_EXERCISE DESCRIPTION_
Would you retype exactly the lines from the one containing "What's the underlying" through the last line of the records below, and nothing else?

(Website and app data records)
+--

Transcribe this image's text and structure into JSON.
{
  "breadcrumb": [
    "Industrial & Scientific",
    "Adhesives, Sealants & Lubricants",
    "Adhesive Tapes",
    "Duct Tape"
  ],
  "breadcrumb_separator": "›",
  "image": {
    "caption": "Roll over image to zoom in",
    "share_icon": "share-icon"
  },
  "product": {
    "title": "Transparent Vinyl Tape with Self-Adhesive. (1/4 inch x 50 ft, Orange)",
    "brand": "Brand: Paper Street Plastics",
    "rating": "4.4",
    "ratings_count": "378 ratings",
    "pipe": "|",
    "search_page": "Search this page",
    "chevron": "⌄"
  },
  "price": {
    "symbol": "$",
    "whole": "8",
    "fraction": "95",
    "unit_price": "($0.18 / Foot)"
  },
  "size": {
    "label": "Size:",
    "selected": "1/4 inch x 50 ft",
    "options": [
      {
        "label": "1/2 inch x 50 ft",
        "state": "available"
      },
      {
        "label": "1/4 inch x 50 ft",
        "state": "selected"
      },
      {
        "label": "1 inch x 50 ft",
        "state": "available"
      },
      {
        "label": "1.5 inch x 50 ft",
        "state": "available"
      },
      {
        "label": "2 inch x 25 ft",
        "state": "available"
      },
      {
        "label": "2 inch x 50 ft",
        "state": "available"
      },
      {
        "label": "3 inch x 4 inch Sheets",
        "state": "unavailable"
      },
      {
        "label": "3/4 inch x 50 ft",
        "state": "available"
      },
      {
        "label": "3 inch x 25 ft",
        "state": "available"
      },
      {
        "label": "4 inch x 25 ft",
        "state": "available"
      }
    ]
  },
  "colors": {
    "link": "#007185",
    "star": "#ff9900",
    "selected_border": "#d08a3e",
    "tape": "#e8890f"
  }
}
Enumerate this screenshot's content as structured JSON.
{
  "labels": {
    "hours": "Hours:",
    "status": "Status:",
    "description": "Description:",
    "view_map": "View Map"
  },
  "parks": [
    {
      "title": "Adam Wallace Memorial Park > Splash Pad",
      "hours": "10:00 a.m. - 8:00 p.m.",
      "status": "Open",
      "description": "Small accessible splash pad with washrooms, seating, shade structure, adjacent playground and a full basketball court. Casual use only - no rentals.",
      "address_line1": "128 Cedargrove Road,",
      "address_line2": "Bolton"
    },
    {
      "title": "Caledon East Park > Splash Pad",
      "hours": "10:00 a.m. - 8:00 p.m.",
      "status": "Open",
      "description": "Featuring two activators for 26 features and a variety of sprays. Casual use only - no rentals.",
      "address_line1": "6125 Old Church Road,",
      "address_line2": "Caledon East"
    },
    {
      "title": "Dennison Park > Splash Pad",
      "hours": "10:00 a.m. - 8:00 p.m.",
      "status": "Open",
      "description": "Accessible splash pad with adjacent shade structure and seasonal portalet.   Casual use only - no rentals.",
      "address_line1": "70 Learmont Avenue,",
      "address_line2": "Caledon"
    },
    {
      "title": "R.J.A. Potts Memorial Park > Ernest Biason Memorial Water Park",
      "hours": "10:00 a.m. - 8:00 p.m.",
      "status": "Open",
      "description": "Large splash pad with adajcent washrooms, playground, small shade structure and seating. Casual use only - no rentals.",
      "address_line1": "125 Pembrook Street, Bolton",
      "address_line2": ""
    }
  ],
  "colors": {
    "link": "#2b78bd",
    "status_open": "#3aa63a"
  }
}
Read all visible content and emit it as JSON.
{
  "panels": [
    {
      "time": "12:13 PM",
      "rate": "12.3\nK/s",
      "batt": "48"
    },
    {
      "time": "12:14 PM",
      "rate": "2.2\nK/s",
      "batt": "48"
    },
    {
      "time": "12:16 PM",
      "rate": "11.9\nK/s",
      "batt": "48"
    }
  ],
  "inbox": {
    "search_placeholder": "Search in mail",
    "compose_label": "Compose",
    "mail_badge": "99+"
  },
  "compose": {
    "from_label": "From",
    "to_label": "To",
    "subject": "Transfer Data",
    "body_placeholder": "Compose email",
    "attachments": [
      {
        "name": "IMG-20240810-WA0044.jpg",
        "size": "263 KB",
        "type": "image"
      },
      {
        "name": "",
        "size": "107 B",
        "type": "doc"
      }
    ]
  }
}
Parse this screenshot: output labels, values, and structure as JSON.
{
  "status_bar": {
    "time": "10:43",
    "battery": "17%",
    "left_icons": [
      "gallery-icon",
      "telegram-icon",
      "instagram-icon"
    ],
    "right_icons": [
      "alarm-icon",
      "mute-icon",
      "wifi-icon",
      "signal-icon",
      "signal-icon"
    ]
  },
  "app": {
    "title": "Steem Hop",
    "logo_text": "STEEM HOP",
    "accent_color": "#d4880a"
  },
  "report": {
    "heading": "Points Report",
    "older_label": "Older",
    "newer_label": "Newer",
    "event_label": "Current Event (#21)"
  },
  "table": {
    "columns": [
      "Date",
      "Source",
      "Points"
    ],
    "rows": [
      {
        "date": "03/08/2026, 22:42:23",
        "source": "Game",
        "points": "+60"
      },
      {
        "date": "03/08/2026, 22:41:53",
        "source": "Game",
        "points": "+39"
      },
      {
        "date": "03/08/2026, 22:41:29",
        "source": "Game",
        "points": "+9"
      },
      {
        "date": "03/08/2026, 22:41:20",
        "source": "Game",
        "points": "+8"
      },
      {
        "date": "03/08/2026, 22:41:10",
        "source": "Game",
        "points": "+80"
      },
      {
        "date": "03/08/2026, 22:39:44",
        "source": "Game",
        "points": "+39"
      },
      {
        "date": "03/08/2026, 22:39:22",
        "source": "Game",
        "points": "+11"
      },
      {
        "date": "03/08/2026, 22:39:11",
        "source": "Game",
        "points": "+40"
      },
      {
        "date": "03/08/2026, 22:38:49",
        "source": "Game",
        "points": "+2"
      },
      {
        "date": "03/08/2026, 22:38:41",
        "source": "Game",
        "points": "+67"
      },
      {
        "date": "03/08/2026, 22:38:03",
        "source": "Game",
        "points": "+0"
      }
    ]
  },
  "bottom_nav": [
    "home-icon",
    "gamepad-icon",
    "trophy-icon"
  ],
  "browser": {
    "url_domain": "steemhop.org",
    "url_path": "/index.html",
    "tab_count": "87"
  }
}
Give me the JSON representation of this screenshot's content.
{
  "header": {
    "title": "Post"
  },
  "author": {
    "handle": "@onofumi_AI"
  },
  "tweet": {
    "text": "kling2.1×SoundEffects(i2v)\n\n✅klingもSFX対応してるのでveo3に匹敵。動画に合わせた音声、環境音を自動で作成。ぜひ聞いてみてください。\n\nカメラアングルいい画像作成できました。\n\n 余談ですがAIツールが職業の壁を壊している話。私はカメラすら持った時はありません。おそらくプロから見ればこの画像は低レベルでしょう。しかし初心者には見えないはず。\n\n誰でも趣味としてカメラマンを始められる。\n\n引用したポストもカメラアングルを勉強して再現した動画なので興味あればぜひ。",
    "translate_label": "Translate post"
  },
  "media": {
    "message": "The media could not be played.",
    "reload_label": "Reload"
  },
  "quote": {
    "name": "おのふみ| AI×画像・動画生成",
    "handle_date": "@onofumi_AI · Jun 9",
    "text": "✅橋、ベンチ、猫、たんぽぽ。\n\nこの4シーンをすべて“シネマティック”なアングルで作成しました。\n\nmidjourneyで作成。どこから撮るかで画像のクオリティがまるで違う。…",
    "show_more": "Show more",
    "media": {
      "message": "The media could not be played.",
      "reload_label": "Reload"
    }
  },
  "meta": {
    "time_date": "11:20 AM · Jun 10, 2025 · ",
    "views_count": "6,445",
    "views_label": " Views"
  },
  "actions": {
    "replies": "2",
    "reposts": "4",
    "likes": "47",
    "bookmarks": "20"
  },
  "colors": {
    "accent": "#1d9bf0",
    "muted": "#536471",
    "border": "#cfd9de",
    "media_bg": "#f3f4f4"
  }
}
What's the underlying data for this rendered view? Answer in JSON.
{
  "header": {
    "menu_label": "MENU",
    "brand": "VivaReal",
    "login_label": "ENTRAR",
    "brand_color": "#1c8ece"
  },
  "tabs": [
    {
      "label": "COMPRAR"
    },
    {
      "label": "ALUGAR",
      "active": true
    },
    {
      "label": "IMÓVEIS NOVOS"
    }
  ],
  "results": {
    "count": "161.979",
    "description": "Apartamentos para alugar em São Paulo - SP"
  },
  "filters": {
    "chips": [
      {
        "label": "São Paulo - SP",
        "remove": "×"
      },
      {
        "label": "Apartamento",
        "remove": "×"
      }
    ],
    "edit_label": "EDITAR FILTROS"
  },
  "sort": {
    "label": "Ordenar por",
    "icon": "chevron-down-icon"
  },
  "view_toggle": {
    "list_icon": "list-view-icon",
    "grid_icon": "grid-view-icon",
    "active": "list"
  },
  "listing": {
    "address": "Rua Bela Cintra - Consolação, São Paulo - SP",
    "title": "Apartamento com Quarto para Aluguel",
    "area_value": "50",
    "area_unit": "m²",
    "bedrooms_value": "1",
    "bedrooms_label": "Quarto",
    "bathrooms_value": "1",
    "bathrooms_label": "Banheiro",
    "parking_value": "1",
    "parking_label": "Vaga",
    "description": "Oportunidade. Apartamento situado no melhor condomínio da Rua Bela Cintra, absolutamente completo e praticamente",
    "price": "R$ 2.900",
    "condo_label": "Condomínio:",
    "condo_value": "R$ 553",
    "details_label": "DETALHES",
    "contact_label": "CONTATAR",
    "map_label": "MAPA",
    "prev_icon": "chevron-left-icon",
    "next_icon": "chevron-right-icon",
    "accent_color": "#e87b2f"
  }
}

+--

_EXERCISE RESULT_
What's the underlying data for this rendered view? Answer in JSON.
{
  "header": {
    "menu_label": "MENU",
    "brand": "VivaReal",
    "login_label": "ENTRAR",
    "brand_color": "#1c8ece"
  },
  "tabs": [
    {
      "label": "COMPRAR"
    },
    {
      "label": "ALUGAR",
      "active": true
    },
    {
      "label": "IMÓVEIS NOVOS"
    }
  ],
  "results": {
    "count": "161.979",
    "description": "Apartamentos para alugar em São Paulo - SP"
  },
  "filters": {
    "chips": [
      {
        "label": "São Paulo - SP",
        "remove": "×"
      },
      {
        "label": "Apartamento",
        "remove": "×"
      }
    ],
    "edit_label": "EDITAR FILTROS"
  },
  "sort": {
    "label": "Ordenar por",
    "icon": "chevron-down-icon"
  },
  "view_toggle": {
    "list_icon": "list-view-icon",
    "grid_icon": "grid-view-icon",
    "active": "list"
  },
  "listing": {
    "address": "Rua Bela Cintra - Consolação, São Paulo - SP",
    "title": "Apartamento com Quarto para Aluguel",
    "area_value": "50",
    "area_unit": "m²",
    "bedrooms_value": "1",
    "bedrooms_label": "Quarto",
    "bathrooms_value": "1",
    "bathrooms_label": "Banheiro",
    "parking_value": "1",
    "parking_label": "Vaga",
    "description": "Oportunidade. Apartamento situado no melhor condomínio da Rua Bela Cintra, absolutamente completo e praticamente",
    "price": "R$ 2.900",
    "condo_label": "Condomínio:",
    "condo_value": "R$ 553",
    "details_label": "DETALHES",
    "contact_label": "CONTATAR",
    "map_label": "MAPA",
    "prev_icon": "chevron-left-icon",
    "next_icon": "chevron-right-icon",
    "accent_color": "#e87b2f"
  }
}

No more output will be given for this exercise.